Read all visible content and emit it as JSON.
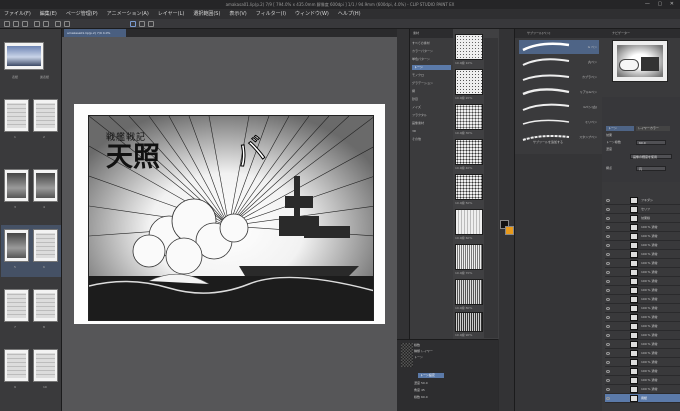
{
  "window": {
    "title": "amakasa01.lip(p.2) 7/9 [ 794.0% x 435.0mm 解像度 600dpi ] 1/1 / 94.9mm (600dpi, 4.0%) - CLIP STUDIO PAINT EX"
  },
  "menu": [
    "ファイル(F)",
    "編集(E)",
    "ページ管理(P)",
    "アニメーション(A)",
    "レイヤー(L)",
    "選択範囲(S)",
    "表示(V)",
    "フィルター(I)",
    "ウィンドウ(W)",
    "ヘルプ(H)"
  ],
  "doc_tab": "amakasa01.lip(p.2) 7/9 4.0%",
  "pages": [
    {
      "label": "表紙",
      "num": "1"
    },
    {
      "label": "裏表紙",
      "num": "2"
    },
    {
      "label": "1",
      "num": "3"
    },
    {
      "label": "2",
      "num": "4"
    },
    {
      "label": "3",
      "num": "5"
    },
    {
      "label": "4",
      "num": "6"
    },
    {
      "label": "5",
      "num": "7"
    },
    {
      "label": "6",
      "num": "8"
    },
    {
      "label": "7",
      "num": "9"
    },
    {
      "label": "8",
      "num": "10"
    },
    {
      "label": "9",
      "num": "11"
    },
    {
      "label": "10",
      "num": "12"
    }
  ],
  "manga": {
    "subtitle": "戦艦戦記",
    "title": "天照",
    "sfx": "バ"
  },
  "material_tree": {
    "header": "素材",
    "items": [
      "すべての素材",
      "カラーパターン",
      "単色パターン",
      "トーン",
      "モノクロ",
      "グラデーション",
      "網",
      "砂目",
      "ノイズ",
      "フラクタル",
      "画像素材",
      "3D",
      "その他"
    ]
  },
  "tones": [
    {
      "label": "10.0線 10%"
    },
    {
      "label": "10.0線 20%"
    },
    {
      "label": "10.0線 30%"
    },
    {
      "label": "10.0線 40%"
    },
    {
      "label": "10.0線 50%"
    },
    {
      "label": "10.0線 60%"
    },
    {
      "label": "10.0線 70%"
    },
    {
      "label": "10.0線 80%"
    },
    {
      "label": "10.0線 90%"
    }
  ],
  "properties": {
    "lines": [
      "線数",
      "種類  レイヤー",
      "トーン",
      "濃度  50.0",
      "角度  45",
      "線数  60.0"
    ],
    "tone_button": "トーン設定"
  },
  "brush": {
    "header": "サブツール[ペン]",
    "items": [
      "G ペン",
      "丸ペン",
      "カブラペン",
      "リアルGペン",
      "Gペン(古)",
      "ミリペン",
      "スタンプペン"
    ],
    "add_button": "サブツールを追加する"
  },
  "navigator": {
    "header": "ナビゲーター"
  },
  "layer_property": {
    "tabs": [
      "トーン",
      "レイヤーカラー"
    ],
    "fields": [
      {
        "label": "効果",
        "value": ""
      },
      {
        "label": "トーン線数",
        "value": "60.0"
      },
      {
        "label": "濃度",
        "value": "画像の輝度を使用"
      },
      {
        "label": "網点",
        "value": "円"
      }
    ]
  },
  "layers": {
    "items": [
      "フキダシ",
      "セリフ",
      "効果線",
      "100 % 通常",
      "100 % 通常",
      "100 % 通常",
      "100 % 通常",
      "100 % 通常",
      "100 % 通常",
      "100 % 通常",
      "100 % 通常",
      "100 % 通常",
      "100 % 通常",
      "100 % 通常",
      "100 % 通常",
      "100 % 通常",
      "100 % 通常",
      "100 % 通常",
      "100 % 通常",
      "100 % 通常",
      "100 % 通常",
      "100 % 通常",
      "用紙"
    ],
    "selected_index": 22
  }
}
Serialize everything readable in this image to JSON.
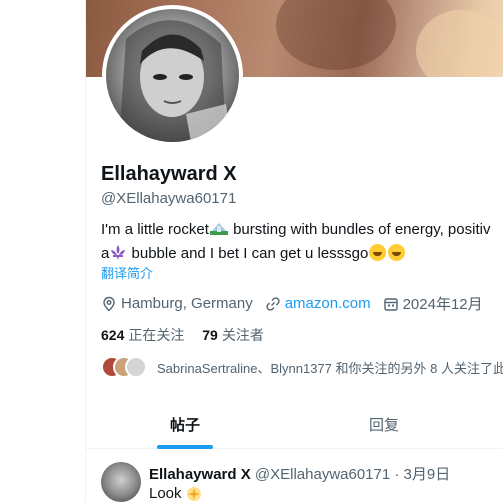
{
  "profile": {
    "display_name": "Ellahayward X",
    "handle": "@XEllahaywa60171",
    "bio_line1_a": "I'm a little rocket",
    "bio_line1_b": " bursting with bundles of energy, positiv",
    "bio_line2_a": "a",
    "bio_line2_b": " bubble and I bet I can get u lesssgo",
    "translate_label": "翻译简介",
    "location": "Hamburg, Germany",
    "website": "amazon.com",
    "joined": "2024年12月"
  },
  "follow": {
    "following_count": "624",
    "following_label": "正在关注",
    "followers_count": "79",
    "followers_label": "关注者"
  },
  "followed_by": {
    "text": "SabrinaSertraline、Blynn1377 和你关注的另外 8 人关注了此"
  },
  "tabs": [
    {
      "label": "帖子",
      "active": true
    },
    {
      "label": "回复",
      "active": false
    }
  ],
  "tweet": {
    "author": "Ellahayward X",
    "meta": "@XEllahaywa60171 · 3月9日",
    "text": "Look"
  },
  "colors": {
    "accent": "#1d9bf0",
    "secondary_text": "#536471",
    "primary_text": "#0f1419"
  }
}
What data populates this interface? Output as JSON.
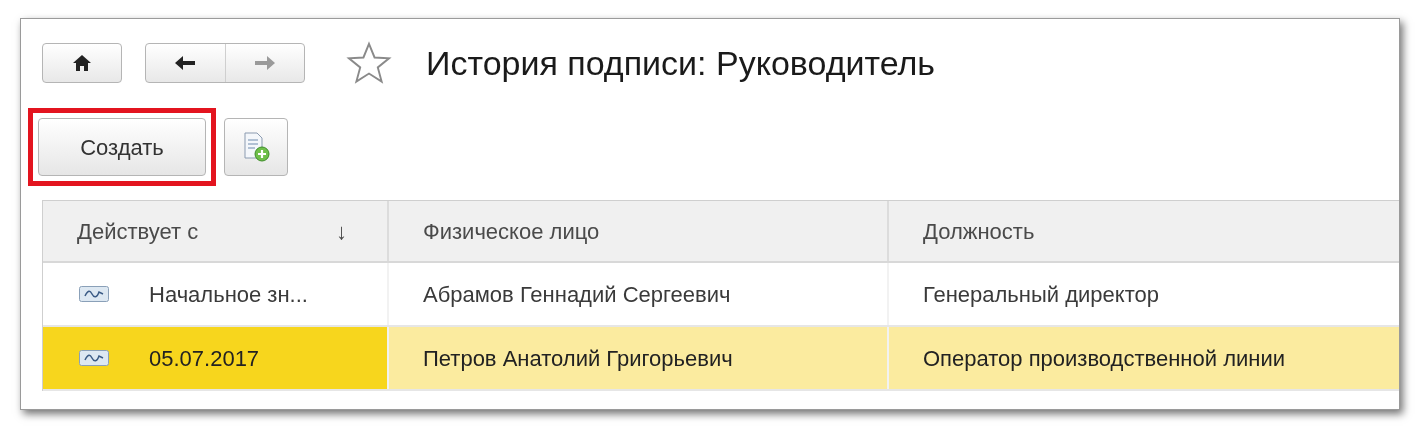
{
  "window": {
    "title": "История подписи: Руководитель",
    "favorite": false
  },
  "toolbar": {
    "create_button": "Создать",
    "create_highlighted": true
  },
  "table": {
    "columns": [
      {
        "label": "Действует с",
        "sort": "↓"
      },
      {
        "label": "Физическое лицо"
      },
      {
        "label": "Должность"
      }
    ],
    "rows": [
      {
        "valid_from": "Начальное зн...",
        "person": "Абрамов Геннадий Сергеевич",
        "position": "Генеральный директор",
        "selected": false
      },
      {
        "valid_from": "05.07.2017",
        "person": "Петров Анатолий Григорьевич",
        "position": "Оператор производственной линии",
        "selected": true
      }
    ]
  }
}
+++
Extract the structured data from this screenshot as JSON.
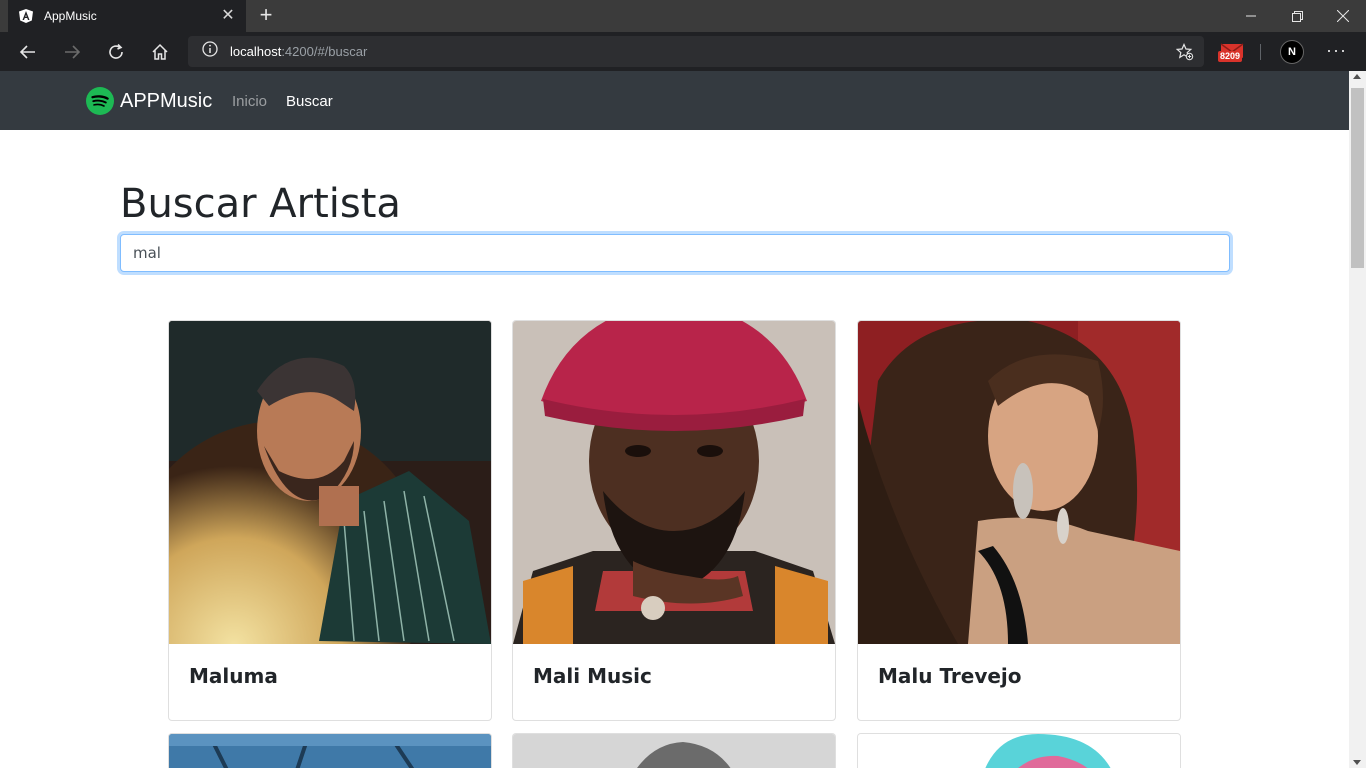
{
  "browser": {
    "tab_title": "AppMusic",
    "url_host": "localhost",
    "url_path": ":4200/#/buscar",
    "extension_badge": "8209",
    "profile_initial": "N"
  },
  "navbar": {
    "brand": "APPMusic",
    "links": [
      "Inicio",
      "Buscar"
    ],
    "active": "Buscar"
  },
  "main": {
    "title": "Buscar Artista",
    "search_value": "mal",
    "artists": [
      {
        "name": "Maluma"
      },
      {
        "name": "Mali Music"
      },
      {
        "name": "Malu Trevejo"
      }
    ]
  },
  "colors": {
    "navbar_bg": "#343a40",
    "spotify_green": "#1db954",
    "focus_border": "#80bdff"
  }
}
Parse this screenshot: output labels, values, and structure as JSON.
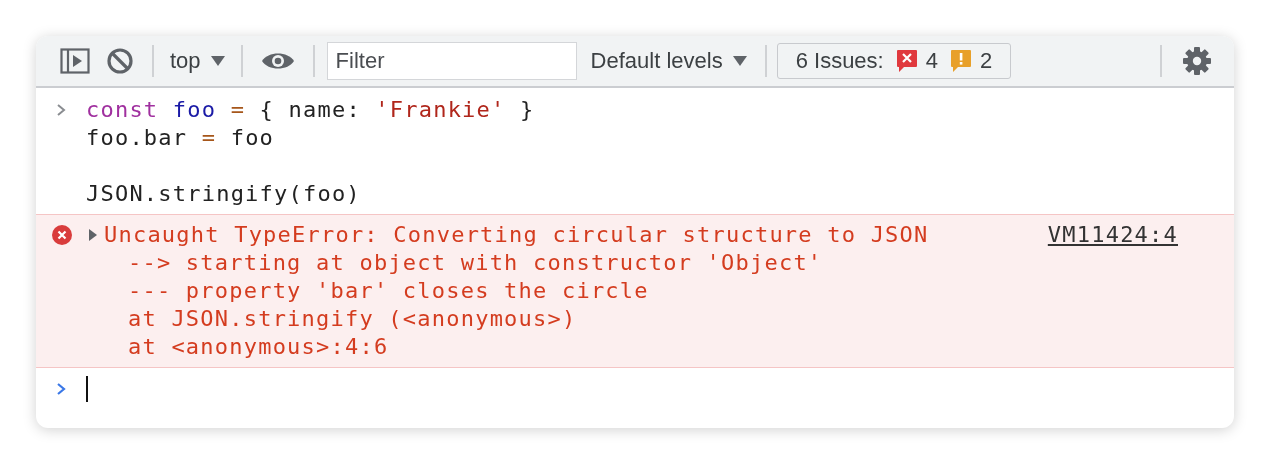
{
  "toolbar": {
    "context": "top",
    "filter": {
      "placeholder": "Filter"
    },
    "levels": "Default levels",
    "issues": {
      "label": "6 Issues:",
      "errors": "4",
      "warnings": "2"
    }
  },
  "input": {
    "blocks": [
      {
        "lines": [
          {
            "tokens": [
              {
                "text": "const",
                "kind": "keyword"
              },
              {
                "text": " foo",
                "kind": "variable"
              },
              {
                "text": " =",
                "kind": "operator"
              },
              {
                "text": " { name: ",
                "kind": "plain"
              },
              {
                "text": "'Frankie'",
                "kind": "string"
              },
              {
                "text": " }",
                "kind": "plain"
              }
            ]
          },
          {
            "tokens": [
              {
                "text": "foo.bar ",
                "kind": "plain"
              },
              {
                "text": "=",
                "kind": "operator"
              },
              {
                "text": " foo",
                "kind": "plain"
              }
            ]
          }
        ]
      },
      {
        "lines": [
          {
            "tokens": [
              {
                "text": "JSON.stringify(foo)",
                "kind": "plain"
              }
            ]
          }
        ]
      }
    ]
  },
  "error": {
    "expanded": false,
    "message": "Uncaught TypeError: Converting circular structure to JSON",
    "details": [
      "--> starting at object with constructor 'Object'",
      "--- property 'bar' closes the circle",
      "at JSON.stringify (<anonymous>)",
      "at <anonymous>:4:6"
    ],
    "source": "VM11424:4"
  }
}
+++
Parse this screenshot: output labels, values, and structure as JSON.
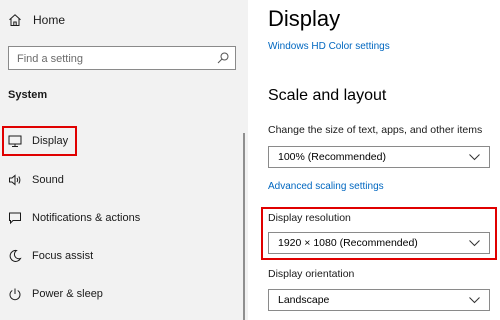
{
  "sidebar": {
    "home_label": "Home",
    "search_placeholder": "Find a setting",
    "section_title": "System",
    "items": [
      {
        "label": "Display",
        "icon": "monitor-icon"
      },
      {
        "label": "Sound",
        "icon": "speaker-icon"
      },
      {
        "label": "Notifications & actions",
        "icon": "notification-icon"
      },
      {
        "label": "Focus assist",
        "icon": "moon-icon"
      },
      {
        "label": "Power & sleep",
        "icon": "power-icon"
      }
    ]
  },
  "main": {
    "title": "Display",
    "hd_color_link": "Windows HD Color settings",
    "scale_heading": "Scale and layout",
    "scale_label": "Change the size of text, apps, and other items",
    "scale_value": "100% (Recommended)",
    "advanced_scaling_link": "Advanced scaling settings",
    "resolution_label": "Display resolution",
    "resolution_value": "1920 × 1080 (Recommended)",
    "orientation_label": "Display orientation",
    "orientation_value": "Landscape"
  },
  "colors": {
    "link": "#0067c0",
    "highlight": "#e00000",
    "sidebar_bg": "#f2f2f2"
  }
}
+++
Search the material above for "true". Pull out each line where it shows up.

      "active": true
    "create_highlighted": true
        "selected": true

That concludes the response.